"What does Trump know?" the ad continues. "Is Gaetz the informant?"
There is no evidence suggesting that Gaetz was involved in the FBI's investigation of Trump.
Speaking to Business Insider, a spokesperson for Gaetz said that Trump has indeed endorsed the GOP Rep.
"President Trump's son is campaigning for Congressman Gaetz in Pensacola on Monday. President Trump's 2020 finance chair just released a video endorsing Gaetz," the spokesman said. "Mark Lombardo is busy trying to please Resistance Liberals with plays from the Lincoln Project playbook. Congressman Gaetz is fighting for Florida and the Trump agenda."
Among the records seized during the unprecedented search of the home of a former president were documents marked "Top Secret," "Secret" and "Confidential."
Trump, who is weighing another White House run in 2024, vehemently denounced the FBI raid and claimed that all of the material confiscated during the search had been previously "declassified."
The warrant to search Trump's home, which was personally approved by Attorney General Merrick Garland, directed the FBI to seize records "illegally possessed" in violation of three criminal statutes, including one falling under the Espionage Act, which makes it a crime to illegally obtain or retain national security information.
Trump claimed on Monday that FBI agents had seized his passports during the operation.
"Wow! In the raid by the FBI of Mar-a-Lago, they stole my three Passports (one expired), along with everything else," Trump said in a posting on his Truth Social platform. "This is an assault on a political opponent at a level never seen before in our Country. Third World!"
In addition to investigations into his business practices, Trump faces legal scrutiny for his efforts to overturn the results of the November 2020 election, and for the January 6, 2021 attack on the US Capitol by his supporters.
Trump was impeached for a historic second time by the House after the Capitol riot -- he was charged with inciting an insurrection -- but was acquitted by the Senate.
The Informant? www.youtube.com
With additional reporting by AFP
Allen Weisselberg agrees to testify against Trump's businesses in move that poses 'a severe threat' to his companies: report
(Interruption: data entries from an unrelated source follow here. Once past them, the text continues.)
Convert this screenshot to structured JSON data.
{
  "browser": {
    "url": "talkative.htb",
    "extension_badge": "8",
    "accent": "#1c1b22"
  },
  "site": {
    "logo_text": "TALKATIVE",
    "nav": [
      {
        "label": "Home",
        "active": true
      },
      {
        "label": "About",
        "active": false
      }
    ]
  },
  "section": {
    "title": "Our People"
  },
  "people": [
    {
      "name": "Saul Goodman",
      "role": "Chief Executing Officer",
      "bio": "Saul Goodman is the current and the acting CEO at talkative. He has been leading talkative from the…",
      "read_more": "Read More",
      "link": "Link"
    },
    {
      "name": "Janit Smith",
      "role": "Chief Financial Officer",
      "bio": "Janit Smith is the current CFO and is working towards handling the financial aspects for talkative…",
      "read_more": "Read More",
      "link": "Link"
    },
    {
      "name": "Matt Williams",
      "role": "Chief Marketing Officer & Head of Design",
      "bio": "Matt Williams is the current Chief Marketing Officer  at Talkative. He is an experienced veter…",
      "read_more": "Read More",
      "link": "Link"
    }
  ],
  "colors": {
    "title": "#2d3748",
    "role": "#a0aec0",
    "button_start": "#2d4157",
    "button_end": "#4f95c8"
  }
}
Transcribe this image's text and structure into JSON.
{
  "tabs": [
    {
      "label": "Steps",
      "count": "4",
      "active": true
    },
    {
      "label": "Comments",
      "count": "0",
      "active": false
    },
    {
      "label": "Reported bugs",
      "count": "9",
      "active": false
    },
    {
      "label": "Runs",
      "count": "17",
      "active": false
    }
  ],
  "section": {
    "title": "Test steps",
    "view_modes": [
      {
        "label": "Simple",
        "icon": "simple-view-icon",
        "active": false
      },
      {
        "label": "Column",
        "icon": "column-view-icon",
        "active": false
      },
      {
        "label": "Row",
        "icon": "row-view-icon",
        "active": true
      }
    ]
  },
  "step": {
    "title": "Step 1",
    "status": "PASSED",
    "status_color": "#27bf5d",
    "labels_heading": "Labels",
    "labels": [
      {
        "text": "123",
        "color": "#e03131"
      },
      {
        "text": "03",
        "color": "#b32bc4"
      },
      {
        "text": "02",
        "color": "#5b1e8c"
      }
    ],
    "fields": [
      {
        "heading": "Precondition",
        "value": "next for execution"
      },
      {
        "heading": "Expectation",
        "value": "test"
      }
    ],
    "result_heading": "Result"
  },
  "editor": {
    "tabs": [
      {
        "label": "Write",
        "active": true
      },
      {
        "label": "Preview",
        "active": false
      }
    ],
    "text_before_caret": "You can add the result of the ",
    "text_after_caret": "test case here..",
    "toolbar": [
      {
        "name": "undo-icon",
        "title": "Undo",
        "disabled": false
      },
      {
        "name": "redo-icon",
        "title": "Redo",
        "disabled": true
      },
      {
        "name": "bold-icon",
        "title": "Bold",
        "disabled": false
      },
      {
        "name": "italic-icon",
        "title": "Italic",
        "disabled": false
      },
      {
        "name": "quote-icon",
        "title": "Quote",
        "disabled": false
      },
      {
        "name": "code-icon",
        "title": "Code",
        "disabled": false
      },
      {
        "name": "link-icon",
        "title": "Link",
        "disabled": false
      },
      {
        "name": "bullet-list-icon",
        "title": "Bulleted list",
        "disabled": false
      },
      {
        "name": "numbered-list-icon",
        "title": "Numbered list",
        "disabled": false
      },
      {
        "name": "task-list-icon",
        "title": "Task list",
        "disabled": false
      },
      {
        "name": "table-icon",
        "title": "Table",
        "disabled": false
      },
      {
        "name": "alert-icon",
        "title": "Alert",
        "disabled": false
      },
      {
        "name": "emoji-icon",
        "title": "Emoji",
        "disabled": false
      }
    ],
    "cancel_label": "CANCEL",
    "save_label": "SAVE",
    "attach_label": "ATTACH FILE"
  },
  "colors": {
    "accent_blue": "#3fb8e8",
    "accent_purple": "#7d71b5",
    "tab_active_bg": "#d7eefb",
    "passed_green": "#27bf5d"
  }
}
The former chief financial officer of the Trump Organization has agreed to testify against Donald Trump's companies in a potential criminal trial, according to new reports published in Rolling Stone and CNN.
Allen Weisselberg expected to plead guilty to a 15-year tax fraud scheme this Thursday.
Citing a "person familiar with the matter," CNN reported that Weisselberg has agreed to testify against Trump's businesses if the case moves forward.
"As part of Weisselberg’s plea deal, he has agreed to testify against The Trump Corporation and the Trump Payroll Corporation at trial, which is scheduled for October," Rolling Stone reported, citing two unnamed sources. "One of the sources said that while Weisselberg is agreeing to testify, that does not mean he necessarily will; it depends on whether prosecutors decide to call him."
Although Trump himself has not been charged at this stage, nor any members of his family, the charges deal a major blow to the Republican ex-president who has suggested he could run for the White House again in 2024.
The Trump Organization and Weisselberg were slapped with 15 felony counts including a scheme to defraud, conspiracy, grand larceny and falsifying business records.
Weisselberg is accused of evading taxes on $1.7 million of income over 15 years, according to the indictment. He is viewed as the gatekeeper of the Trump Organization’s secrets.
Weisselberg is expected to receive a five-month prison sentence, according to CNN.
New York prosecutors had been trying to get Weisselberg to cooperate with their broad investigations into the Trump Organization’s finances. But he is reportedly not willing to help beyond his testimony.
"Still, his potential testimony could pose a severe threat to Trump’s companies," Rolling Stone reported. "This possible testimony, which allegedly implicates Trump’s businesses, could be key to prosecutors’ securing a guilty verdict against these companies. When a company is found to have engaged in criminal conduct, significant fines can pile up quickly — potentially leading to its demise."
With additional reporting by AFP